The Mamluk Askari

The Mamluk Askari (also spelled Mamluke Askeri or Mamluk Askariyya) was a type of military slave in the Mamluk Sultanate of Egypt and the Levant, which existed from the 13th to the early 16th centuries. The Mamluk Askari were soldiers of slave origin who were trained in the military arts and were used as the main fighting force of the Mamluk state.

The Mamluk Askari were recruited from various parts of the Islamic world, including the Caucasus, Central Asia, and the Balkans. They were trained in the military academies of the Mamluk state and were highly respected for their discipline, loyalty, and military skills.
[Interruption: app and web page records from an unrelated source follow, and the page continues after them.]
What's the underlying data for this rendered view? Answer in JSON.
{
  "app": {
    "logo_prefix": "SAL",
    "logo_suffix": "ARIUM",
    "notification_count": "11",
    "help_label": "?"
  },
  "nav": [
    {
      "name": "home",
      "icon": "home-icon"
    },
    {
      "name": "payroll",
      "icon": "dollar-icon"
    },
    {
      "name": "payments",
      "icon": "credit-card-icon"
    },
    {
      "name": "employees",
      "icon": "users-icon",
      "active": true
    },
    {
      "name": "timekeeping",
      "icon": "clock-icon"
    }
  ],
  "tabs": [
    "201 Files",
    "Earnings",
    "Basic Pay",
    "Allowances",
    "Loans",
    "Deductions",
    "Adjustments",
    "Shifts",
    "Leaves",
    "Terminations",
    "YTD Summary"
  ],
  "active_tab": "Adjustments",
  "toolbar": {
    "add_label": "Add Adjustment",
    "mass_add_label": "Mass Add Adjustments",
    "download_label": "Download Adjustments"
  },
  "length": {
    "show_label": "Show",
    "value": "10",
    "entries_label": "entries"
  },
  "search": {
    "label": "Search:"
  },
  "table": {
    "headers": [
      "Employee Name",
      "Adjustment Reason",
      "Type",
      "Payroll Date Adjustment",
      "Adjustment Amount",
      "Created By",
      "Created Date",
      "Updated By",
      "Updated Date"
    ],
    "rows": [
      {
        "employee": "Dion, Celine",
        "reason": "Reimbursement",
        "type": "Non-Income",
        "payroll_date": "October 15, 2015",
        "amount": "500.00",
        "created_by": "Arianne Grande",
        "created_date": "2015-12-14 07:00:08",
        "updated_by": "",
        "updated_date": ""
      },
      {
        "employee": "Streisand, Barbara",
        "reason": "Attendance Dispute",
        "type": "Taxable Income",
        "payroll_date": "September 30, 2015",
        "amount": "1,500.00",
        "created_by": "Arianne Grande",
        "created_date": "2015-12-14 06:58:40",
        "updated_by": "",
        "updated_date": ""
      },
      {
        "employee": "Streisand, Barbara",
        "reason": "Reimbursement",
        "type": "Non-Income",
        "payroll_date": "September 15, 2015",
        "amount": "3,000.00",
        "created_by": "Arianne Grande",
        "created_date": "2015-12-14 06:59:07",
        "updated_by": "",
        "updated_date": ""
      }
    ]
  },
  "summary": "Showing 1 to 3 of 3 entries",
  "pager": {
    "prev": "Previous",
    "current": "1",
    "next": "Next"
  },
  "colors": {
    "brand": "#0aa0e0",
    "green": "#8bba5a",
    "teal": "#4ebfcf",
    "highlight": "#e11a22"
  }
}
The Mamluk Askari played a crucial role in the defense and expansion of the Mamluk Sultanate and were instrumental in the victory of the Mamluks over the Mongols at the Battle of Ain Jalut in 1260. They also played a major role in the defense of the Mamluk state against the Crusaders and other external threats.

The Mamluk Askari were organized into regiments, or “alawiyya,” and were led by officers known as “emirs.” The Mamluk Askari were known for their skill in mounted warfare and were equipped with a variety of weapons, including lances, maces, and bows. They were also trained in the use of armor and shields and were highly respected for their courage and discipline on the battlefield.